The last stage of aerobic respiration is the electron transport chain. The electron carriers are embedded in sequence along the inner mitochondrial membrane. This membrane is folded, providing space for many sets of these carriers. NADH and FADH2 carry high-energy electrons from the previous stages of respiration to the electron transport chain. The electrons are passed from carrier to carrier and gradually lose energy. Some of this energy is used to synthesize ATP; the rest is lost as heat. Oxygen is the final electron acceptor, combining with electrons and protons to produce water. How does the electron transport chain produce ATP?

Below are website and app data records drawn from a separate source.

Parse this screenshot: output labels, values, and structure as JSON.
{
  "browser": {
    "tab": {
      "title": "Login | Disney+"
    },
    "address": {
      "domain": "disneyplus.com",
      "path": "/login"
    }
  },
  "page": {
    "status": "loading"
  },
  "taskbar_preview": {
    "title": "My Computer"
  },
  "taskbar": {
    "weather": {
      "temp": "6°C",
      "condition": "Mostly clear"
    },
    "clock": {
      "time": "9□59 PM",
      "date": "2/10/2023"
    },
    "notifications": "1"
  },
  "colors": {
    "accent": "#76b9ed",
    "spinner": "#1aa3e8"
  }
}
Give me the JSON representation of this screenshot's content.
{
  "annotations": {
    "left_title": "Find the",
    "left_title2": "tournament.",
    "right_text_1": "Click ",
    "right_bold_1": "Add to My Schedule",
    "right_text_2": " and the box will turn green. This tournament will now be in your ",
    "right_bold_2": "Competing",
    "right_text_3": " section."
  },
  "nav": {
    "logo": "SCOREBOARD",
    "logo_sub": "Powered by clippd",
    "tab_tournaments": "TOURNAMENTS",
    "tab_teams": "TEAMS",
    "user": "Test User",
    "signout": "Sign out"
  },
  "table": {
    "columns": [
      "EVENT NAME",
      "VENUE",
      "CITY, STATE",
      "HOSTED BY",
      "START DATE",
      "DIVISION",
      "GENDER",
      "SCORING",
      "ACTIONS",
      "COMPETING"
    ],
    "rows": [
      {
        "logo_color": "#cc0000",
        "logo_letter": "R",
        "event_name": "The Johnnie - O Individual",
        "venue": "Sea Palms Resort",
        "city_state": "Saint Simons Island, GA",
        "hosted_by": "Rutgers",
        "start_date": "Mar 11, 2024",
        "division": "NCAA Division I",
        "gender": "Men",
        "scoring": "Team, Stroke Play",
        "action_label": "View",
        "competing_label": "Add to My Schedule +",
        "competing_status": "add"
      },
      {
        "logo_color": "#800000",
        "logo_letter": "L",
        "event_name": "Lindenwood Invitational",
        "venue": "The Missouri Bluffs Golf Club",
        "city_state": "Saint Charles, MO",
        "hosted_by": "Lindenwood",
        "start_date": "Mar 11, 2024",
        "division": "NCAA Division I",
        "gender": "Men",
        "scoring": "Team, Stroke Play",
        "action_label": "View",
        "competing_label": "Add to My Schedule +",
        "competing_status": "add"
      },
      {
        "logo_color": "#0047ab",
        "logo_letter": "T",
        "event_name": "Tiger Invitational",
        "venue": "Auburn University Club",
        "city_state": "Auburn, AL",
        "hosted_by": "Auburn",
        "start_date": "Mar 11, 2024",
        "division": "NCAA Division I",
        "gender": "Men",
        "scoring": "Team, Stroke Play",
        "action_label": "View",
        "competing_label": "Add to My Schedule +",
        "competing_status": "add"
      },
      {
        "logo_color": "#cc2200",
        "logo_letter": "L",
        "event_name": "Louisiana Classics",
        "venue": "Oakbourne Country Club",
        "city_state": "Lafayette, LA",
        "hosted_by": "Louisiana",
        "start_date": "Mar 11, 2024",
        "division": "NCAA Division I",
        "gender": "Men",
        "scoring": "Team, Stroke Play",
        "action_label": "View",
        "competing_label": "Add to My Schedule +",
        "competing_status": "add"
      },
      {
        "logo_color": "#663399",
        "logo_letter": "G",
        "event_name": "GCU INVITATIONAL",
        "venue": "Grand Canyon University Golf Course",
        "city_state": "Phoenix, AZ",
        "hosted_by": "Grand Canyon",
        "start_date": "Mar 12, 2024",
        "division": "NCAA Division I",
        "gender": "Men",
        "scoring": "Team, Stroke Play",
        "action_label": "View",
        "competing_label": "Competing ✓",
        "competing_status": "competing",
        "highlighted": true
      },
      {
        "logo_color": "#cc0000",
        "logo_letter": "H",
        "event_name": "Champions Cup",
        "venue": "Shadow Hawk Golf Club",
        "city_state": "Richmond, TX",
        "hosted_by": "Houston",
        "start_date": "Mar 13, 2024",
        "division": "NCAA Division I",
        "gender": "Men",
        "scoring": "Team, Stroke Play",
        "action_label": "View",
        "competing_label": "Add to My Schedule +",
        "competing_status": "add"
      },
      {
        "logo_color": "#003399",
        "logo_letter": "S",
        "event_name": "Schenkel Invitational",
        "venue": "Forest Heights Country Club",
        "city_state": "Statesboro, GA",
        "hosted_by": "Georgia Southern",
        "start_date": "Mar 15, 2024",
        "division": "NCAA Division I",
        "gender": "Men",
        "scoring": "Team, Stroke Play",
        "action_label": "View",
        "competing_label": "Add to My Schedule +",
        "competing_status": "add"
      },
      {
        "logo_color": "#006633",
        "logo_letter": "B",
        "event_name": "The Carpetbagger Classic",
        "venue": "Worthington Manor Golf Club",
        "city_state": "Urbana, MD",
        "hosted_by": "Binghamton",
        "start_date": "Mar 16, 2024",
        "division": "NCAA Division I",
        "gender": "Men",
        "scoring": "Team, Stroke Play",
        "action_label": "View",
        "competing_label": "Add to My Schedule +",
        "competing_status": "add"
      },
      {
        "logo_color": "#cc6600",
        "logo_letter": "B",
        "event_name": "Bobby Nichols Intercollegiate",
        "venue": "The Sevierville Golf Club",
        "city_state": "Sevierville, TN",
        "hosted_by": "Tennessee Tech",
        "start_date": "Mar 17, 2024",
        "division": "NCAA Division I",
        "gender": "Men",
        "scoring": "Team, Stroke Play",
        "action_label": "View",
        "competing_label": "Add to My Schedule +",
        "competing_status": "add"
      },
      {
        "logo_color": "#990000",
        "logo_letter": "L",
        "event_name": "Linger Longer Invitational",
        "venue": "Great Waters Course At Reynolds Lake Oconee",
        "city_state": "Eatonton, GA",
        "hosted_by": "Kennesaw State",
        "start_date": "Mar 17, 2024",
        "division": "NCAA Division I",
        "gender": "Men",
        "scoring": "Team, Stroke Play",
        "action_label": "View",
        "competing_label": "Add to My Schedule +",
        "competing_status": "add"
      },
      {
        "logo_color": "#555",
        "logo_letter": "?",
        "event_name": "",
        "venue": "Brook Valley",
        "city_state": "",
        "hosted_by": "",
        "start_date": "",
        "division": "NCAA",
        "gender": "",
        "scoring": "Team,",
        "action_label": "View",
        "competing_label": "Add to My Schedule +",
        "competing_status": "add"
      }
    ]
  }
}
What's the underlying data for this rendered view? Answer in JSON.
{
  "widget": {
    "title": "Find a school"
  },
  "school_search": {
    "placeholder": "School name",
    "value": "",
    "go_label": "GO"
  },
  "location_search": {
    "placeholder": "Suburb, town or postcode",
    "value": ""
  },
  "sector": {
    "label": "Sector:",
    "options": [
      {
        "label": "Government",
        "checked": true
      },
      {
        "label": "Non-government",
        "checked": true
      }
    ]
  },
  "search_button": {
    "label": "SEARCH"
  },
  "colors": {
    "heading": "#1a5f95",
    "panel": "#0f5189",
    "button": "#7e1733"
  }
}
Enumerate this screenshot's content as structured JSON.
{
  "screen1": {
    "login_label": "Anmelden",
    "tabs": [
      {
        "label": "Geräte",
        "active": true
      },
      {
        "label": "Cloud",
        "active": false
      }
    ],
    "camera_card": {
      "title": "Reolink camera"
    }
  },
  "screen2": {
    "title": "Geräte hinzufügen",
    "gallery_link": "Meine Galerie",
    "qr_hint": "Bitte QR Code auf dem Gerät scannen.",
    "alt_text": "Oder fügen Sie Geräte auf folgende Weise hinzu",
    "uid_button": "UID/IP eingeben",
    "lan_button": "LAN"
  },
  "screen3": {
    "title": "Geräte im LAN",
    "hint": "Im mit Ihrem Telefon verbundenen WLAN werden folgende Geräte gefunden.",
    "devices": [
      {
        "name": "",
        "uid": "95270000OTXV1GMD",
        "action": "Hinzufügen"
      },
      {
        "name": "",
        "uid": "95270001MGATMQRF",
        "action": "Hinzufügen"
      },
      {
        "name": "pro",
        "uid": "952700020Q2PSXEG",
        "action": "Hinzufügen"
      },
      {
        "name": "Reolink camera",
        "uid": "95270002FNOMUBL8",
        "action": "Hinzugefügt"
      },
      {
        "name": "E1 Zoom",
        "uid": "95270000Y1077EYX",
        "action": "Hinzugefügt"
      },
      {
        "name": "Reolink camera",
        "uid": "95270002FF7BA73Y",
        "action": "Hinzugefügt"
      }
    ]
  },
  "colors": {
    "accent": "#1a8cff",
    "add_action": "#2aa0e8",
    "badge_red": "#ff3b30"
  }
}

The carrier molecules use the energy from the electrons to actively transport protons from the matrix to the intermembrane space. This creates a proton concentration gradient. Protons can diffuse back across the membrane, but only through channels created by the enzyme ATP synthase. This enzyme uses the energy of the diffusing protons to bind a phosphate group to ADP producing ATP. Each NADH yields 3 ATPs, FADH2 yields 2. The electron transport chain greatly increases the yield of ATP from the breakdown of glucose. Only 4 ATPs result from glycolysis and the Krebs cycle. Electron transport yields 32 more.